Problem to work on
Please restate each entry word for word and leave the pictures out.
── Record set
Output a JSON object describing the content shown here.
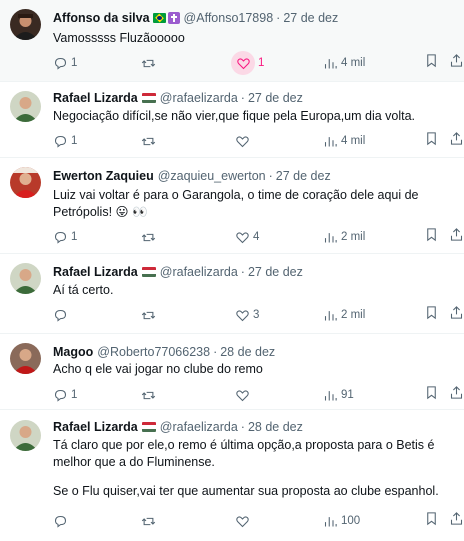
{
  "tweets": [
    {
      "name": "Affonso da silva",
      "badges": [
        "brazil-flag",
        "latin-cross"
      ],
      "handle": "@Affonso17898",
      "time": "27 de dez",
      "text": [
        "Vamosssss Fluzãooooo"
      ],
      "replies": "1",
      "retweets": "",
      "likes": "1",
      "liked_highlight": true,
      "views": "4 mil"
    },
    {
      "name": "Rafael Lizarda",
      "badges": [
        "hungary-flag"
      ],
      "handle": "@rafaelizarda",
      "time": "27 de dez",
      "text": [
        "Negociação difícil,se não vier,que fique pela Europa,um dia volta."
      ],
      "replies": "1",
      "retweets": "",
      "likes": "",
      "views": "4 mil"
    },
    {
      "name": "Ewerton Zaquieu",
      "badges": [],
      "handle": "@zaquieu_ewerton",
      "time": "27 de dez",
      "text": [
        "Luiz vai voltar é para o Garangola, o time de coração dele aqui de Petrópolis! 😛 👀"
      ],
      "replies": "1",
      "retweets": "",
      "likes": "4",
      "views": "2 mil"
    },
    {
      "name": "Rafael Lizarda",
      "badges": [
        "hungary-flag"
      ],
      "handle": "@rafaelizarda",
      "time": "27 de dez",
      "text": [
        "Aí tá certo."
      ],
      "replies": "",
      "retweets": "",
      "likes": "3",
      "views": "2 mil"
    },
    {
      "name": "Magoo",
      "badges": [],
      "handle": "@Roberto77066238",
      "time": "28 de dez",
      "text": [
        "Acho q ele vai jogar no clube do remo"
      ],
      "replies": "1",
      "retweets": "",
      "likes": "",
      "views": "91"
    },
    {
      "name": "Rafael Lizarda",
      "badges": [
        "hungary-flag"
      ],
      "handle": "@rafaelizarda",
      "time": "28 de dez",
      "text": [
        "Tá claro que por ele,o remo é última opção,a proposta para o Betis é melhor que a do Fluminense.",
        "Se o Flu quiser,vai ter que aumentar sua proposta ao clube espanhol."
      ],
      "replies": "",
      "retweets": "",
      "likes": "",
      "views": "100"
    }
  ],
  "colors": {
    "text": "#0f1419",
    "secondary": "#536471",
    "like_pink": "#f91880",
    "divider": "#eff3f4"
  },
  "icons": {
    "reply": "reply-icon",
    "retweet": "retweet-icon",
    "like": "heart-icon",
    "views": "views-icon",
    "bookmark": "bookmark-icon",
    "share": "share-icon"
  }
}
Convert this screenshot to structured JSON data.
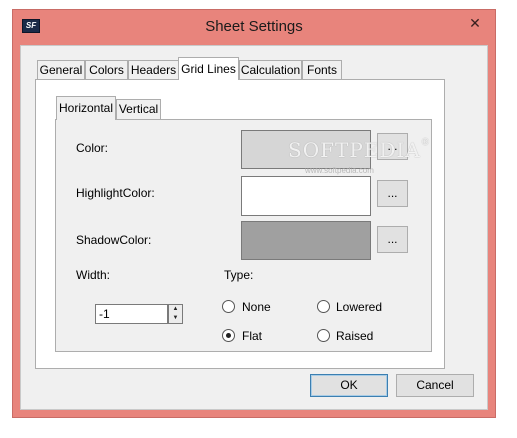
{
  "window": {
    "title": "Sheet Settings",
    "app_icon_text": "SF",
    "close_glyph": "✕",
    "frame_color": "#e8847c"
  },
  "tabs": [
    {
      "label": "General",
      "active": false
    },
    {
      "label": "Colors",
      "active": false
    },
    {
      "label": "Headers",
      "active": false
    },
    {
      "label": "Grid Lines",
      "active": true
    },
    {
      "label": "Calculation",
      "active": false
    },
    {
      "label": "Fonts",
      "active": false
    }
  ],
  "inner_tabs": [
    {
      "label": "Horizontal",
      "active": true
    },
    {
      "label": "Vertical",
      "active": false
    }
  ],
  "colors": {
    "color": {
      "label": "Color:",
      "value": "#d6d6d6",
      "button": "..."
    },
    "highlight": {
      "label": "HighlightColor:",
      "value": "#ffffff",
      "button": "..."
    },
    "shadow": {
      "label": "ShadowColor:",
      "value": "#a0a0a0",
      "button": "..."
    }
  },
  "width": {
    "label": "Width:",
    "value": "-1"
  },
  "type": {
    "label": "Type:",
    "options": [
      {
        "label": "None",
        "checked": false
      },
      {
        "label": "Lowered",
        "checked": false
      },
      {
        "label": "Flat",
        "checked": true
      },
      {
        "label": "Raised",
        "checked": false
      }
    ]
  },
  "buttons": {
    "ok": "OK",
    "cancel": "Cancel"
  },
  "watermark": {
    "text": "SOFTPEDIA",
    "trademark": "®",
    "url": "www.softpedia.com"
  }
}
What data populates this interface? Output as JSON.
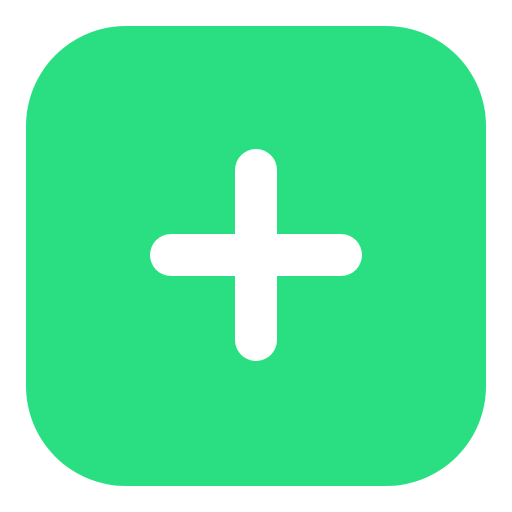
{
  "icon": {
    "name": "plus-icon",
    "glyph": "+"
  },
  "colors": {
    "background": "#ffffff",
    "tile": "#29df82",
    "glyph": "#ffffff"
  }
}
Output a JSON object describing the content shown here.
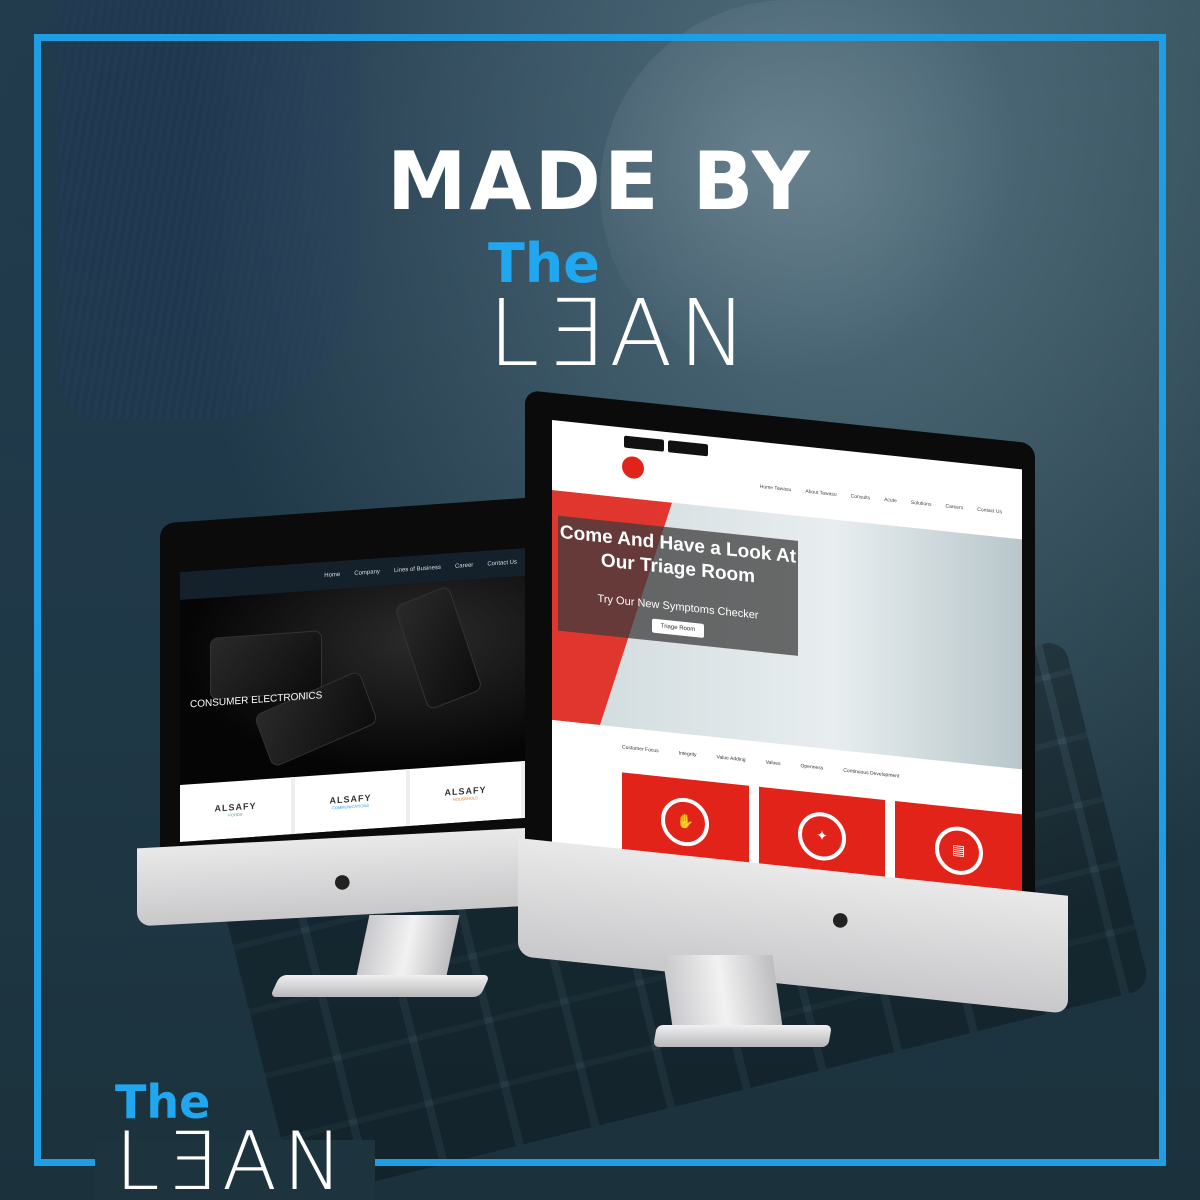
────
Response for this exercise
Output a JSON object describing the content shown here.
{
  "tweets": [
    {
      "name": "Affonso da silva",
      "badges": [
        "brazil-flag",
        "latin-cross"
      ],
      "handle": "@Affonso17898",
      "time": "27 de dez",
      "text": [
        "Vamosssss Fluzãooooo"
      ],
      "replies": "1",
      "retweets": "",
      "likes": "1",
      "liked_highlight": true,
      "views": "4 mil"
    },
    {
      "name": "Rafael Lizarda",
      "badges": [
        "hungary-flag"
      ],
      "handle": "@rafaelizarda",
      "time": "27 de dez",
      "text": [
        "Negociação difícil,se não vier,que fique pela Europa,um dia volta."
      ],
      "replies": "1",
      "retweets": "",
      "likes": "",
      "views": "4 mil"
    },
    {
      "name": "Ewerton Zaquieu",
      "badges": [],
      "handle": "@zaquieu_ewerton",
      "time": "27 de dez",
      "text": [
        "Luiz vai voltar é para o Garangola, o time de coração dele aqui de Petrópolis! 😛 👀"
      ],
      "replies": "1",
      "retweets": "",
      "likes": "4",
      "views": "2 mil"
    },
    {
      "name": "Rafael Lizarda",
      "badges": [
        "hungary-flag"
      ],
      "handle": "@rafaelizarda",
      "time": "27 de dez",
      "text": [
        "Aí tá certo."
      ],
      "replies": "",
      "retweets": "",
      "likes": "3",
      "views": "2 mil"
    },
    {
      "name": "Magoo",
      "badges": [],
      "handle": "@Roberto77066238",
      "time": "28 de dez",
      "text": [
        "Acho q ele vai jogar no clube do remo"
      ],
      "replies": "1",
      "retweets": "",
      "likes": "",
      "views": "91"
    },
    {
      "name": "Rafael Lizarda",
      "badges": [
        "hungary-flag"
      ],
      "handle": "@rafaelizarda",
      "time": "28 de dez",
      "text": [
        "Tá claro que por ele,o remo é última opção,a proposta para o Betis é melhor que a do Fluminense.",
        "Se o Flu quiser,vai ter que aumentar sua proposta ao clube espanhol."
      ],
      "replies": "",
      "retweets": "",
      "likes": "",
      "views": "100"
    }
  ],
  "colors": {
    "text": "#0f1419",
    "secondary": "#536471",
    "like_pink": "#f91880",
    "divider": "#eff3f4"
  },
  "icons": {
    "reply": "reply-icon",
    "retweet": "retweet-icon",
    "like": "heart-icon",
    "views": "views-icon",
    "bookmark": "bookmark-icon",
    "share": "share-icon"
  }
}
Convert this screenshot to structured JSON data.
{
  "window": {
    "title": "Sheet Settings",
    "app_icon_text": "SF",
    "close_glyph": "✕",
    "frame_color": "#e8847c"
  },
  "tabs": [
    {
      "label": "General",
      "active": false
    },
    {
      "label": "Colors",
      "active": false
    },
    {
      "label": "Headers",
      "active": false
    },
    {
      "label": "Grid Lines",
      "active": true
    },
    {
      "label": "Calculation",
      "active": false
    },
    {
      "label": "Fonts",
      "active": false
    }
  ],
  "inner_tabs": [
    {
      "label": "Horizontal",
      "active": true
    },
    {
      "label": "Vertical",
      "active": false
    }
  ],
  "colors": {
    "color": {
      "label": "Color:",
      "value": "#d6d6d6",
      "button": "..."
    },
    "highlight": {
      "label": "HighlightColor:",
      "value": "#ffffff",
      "button": "..."
    },
    "shadow": {
      "label": "ShadowColor:",
      "value": "#a0a0a0",
      "button": "..."
    }
  },
  "width": {
    "label": "Width:",
    "value": "-1"
  },
  "type": {
    "label": "Type:",
    "options": [
      {
        "label": "None",
        "checked": false
      },
      {
        "label": "Lowered",
        "checked": false
      },
      {
        "label": "Flat",
        "checked": true
      },
      {
        "label": "Raised",
        "checked": false
      }
    ]
  },
  "buttons": {
    "ok": "OK",
    "cancel": "Cancel"
  },
  "watermark": {
    "text": "SOFTPEDIA",
    "trademark": "®",
    "url": "www.softpedia.com"
  }
}
What data populates this interface? Output as JSON.
{
  "icon": {
    "name": "plus-icon",
    "glyph": "+"
  },
  "colors": {
    "background": "#ffffff",
    "tile": "#29df82",
    "glyph": "#ffffff"
  }
}
Output a JSON object describing the content shown here.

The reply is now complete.